PHOENIX -- The departure of one of the three top-tier challengers to incumbent Jan Brewer apparently isn't helping the two remaining survivors.
A survey of 707 likely Republican voters released Tuesday found that neither Buz Mills nor Dean Martin was able to capitalize on the fact that John Munger pulled out of the race.
In fact, the Rasmussen Reports poll found Brewer stronger than ever, picking up the support of 61 percent of those questioned. A month earlier she had the backing of just 45 percent.
By contrast, Mills and Martin, who each had been the favorite of 18 percent of those questioned in June, actually lost support. The new poll shows Mills at 16 percent, with Martin picking up the backing of 12 percent.
Pollster Scott Rasmussen did not ask about Matthew Jette, the fourth Republican in the race. But there is little to suggest his presence has any effect: Only 2 percent said they wanted to vote for someone other than the three contenders listed.
Brewer has staged what can only be considered a remarkable turnaround in political fortune, bolstered both by her decision to sign a tough new law aimed at illegal immigrants as well as her backing of a temporary sales tax hike that voters overwhelmingly approved. As recently as March she was in a virtual dead heat with all contenders.

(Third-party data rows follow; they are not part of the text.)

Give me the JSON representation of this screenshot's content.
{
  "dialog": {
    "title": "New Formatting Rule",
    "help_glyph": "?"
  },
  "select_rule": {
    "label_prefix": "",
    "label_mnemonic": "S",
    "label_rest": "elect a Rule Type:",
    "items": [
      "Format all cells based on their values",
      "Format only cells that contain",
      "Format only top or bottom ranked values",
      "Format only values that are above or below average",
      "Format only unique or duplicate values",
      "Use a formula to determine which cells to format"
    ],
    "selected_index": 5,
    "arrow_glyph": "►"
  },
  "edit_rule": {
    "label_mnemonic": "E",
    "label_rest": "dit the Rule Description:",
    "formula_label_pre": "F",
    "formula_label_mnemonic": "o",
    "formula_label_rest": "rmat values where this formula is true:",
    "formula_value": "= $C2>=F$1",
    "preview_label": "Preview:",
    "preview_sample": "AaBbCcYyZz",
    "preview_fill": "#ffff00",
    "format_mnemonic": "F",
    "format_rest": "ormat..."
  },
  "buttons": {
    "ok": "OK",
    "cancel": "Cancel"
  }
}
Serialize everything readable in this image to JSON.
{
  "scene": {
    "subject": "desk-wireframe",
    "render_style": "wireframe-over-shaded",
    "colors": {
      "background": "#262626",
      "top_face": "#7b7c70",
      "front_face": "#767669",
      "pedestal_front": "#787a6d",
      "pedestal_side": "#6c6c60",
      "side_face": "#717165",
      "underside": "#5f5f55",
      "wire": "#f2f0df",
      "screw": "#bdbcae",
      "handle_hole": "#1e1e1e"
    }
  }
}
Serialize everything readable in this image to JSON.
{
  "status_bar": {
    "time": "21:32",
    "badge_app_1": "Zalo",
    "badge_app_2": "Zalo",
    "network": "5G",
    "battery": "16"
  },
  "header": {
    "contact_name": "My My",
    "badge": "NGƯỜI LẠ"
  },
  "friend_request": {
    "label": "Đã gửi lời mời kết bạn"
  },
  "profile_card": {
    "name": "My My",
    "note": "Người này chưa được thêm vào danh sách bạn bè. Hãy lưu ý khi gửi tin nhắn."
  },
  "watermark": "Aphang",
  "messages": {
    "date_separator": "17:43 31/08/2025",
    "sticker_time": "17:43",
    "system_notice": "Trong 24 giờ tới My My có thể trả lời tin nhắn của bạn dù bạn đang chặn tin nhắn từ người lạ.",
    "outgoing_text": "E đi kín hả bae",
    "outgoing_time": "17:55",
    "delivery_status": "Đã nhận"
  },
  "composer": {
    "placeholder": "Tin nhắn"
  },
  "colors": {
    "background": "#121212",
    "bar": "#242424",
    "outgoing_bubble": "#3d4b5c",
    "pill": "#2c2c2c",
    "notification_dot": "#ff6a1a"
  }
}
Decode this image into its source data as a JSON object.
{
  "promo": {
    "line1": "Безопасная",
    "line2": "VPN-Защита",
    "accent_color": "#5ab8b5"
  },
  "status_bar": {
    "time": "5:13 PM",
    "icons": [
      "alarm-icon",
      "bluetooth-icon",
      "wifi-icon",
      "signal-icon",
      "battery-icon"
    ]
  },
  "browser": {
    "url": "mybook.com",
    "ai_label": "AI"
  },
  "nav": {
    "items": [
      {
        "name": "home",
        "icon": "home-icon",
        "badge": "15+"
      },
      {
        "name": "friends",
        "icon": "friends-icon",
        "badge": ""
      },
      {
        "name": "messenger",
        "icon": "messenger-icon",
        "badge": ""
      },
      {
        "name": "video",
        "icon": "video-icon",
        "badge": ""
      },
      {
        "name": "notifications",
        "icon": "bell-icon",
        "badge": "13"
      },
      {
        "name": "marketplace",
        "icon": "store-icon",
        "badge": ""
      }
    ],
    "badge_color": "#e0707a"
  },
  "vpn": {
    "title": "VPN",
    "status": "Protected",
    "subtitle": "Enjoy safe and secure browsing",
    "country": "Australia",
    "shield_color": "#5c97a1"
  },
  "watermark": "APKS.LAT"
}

Conversely, Mills' campaign spending -- in excess of $2.3 million as of the end of May -- has done little to gain support.
That same group of GOP voters still gives John McCain the edge in retaining his U.S. Senate seat.
The incumbent was the choice of 47 percent of those who responded. Former Congressman and radio talk show host J.D. Hayworth had just 36 percent, with Navy veteran and apparent Tea Party favorite Jim Deakin picking up the backing of 7 percent.
But Rasmussen said while McCain has maintained his lead over Hayworth, his chances of winning still remain at risk.
"Any incumbent who earns less 50% support is considered potentially vulnerable,' Rasmussen said, noting McCain "has been hovering around that mark all year.'
And Rasmussen said McCain's level of support at this point in the Arizona race is similar to that of another veteran senator: Republican-turned-Democrat Arlen Specter of Pennsylvania.
"Specter, ultimately defeated in the state's Democratic primary by Joe Sestak, led in just about all early polling but could never get much above the 50-percent level of support,' Rasmussen said.
Both survey questions were asked June 16 and have a margin of error of 4 percentage points.